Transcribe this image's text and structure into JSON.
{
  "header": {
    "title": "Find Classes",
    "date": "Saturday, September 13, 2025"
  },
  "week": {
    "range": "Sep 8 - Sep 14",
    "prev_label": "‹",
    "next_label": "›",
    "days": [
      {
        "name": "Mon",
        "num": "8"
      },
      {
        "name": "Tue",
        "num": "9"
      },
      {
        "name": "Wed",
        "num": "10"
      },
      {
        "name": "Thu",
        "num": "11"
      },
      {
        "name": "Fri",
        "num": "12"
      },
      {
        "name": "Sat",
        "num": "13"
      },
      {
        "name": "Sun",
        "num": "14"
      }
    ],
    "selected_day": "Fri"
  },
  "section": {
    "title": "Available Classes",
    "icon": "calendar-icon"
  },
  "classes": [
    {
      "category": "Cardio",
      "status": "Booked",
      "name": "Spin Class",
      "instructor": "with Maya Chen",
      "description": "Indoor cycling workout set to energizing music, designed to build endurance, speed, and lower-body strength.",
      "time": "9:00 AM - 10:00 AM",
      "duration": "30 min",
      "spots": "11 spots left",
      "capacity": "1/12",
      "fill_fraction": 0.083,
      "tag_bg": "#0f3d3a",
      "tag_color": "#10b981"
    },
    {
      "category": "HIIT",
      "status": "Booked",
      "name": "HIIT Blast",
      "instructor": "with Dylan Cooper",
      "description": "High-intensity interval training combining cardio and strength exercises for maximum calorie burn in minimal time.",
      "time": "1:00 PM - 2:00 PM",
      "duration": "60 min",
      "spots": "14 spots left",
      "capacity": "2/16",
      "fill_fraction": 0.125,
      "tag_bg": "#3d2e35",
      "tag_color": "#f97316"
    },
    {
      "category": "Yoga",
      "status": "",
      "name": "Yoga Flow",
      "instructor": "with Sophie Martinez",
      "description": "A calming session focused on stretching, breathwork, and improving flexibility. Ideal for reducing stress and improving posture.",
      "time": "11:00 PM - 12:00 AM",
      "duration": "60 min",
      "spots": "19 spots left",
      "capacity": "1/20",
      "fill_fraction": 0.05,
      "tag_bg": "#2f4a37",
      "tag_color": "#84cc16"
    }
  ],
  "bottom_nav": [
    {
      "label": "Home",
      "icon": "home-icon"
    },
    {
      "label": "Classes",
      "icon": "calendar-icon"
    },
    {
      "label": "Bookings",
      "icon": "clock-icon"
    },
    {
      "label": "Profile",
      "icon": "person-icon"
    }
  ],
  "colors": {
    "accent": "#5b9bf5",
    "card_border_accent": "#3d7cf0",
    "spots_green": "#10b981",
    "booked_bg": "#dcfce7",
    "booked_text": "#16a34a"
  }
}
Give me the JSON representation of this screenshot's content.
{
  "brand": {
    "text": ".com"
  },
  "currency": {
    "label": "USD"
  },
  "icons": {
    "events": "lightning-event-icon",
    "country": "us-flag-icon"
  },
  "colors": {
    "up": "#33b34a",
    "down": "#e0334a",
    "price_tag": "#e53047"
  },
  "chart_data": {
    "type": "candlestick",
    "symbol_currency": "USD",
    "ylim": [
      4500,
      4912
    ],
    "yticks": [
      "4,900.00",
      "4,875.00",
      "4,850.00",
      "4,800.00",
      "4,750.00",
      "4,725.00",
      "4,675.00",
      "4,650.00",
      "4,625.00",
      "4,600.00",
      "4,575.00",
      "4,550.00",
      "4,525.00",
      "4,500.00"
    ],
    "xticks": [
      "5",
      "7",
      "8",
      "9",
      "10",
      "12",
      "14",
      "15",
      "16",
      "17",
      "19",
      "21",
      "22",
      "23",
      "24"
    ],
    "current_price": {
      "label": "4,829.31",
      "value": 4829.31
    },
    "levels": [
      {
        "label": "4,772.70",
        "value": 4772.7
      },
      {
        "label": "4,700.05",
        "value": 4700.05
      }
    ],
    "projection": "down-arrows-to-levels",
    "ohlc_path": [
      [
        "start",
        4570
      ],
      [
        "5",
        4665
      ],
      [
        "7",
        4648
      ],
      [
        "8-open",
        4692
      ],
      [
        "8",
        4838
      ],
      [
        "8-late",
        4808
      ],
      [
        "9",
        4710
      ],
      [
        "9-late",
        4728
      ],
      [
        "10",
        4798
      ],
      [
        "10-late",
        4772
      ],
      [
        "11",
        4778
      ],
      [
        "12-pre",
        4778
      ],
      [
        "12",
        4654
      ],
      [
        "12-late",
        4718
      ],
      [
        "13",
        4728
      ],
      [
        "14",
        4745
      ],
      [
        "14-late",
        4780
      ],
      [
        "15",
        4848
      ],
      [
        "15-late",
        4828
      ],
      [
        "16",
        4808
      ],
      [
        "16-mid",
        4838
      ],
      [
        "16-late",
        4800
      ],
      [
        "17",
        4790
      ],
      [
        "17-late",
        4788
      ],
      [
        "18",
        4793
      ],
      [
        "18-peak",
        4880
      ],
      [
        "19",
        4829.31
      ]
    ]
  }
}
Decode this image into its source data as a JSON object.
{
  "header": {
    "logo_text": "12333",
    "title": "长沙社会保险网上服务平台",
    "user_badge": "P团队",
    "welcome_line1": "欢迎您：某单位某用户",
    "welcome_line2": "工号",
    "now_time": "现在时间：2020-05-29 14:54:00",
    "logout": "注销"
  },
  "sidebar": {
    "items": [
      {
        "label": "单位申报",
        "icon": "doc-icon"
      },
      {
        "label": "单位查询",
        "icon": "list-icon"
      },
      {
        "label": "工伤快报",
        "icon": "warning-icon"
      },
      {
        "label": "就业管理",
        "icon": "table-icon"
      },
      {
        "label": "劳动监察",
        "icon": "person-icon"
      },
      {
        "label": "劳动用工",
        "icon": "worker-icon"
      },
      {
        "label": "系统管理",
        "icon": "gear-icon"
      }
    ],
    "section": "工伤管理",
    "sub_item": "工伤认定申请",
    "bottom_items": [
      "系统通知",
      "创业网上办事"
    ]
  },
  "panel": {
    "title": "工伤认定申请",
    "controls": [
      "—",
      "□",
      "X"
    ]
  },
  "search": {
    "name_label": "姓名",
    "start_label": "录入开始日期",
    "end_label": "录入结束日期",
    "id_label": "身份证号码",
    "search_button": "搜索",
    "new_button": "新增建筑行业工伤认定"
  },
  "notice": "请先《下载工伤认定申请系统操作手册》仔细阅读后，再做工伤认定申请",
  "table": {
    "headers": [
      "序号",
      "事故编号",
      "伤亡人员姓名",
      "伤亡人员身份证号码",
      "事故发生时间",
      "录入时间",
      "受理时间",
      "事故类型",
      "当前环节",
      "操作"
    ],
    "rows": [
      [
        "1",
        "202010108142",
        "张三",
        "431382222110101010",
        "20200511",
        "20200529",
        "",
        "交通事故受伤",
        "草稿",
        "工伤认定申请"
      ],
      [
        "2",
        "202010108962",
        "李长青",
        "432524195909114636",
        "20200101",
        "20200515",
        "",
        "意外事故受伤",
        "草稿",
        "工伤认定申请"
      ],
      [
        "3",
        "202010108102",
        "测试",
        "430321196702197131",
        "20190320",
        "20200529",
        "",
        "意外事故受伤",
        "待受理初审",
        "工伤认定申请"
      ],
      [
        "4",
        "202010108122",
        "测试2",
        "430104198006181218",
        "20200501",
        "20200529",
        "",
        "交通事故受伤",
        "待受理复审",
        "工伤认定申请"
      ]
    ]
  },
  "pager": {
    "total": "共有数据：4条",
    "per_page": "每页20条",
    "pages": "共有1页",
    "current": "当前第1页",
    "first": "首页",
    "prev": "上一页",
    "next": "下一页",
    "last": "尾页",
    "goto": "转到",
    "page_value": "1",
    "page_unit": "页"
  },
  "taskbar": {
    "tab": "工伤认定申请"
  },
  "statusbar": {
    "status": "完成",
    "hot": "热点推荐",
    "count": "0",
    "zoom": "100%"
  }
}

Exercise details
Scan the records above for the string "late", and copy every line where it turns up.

Answer section
        "8-late",
        "9-late",
        "10-late",
        "12-late",
        "14-late",
        "15-late",
        "16-late",
        "17-late",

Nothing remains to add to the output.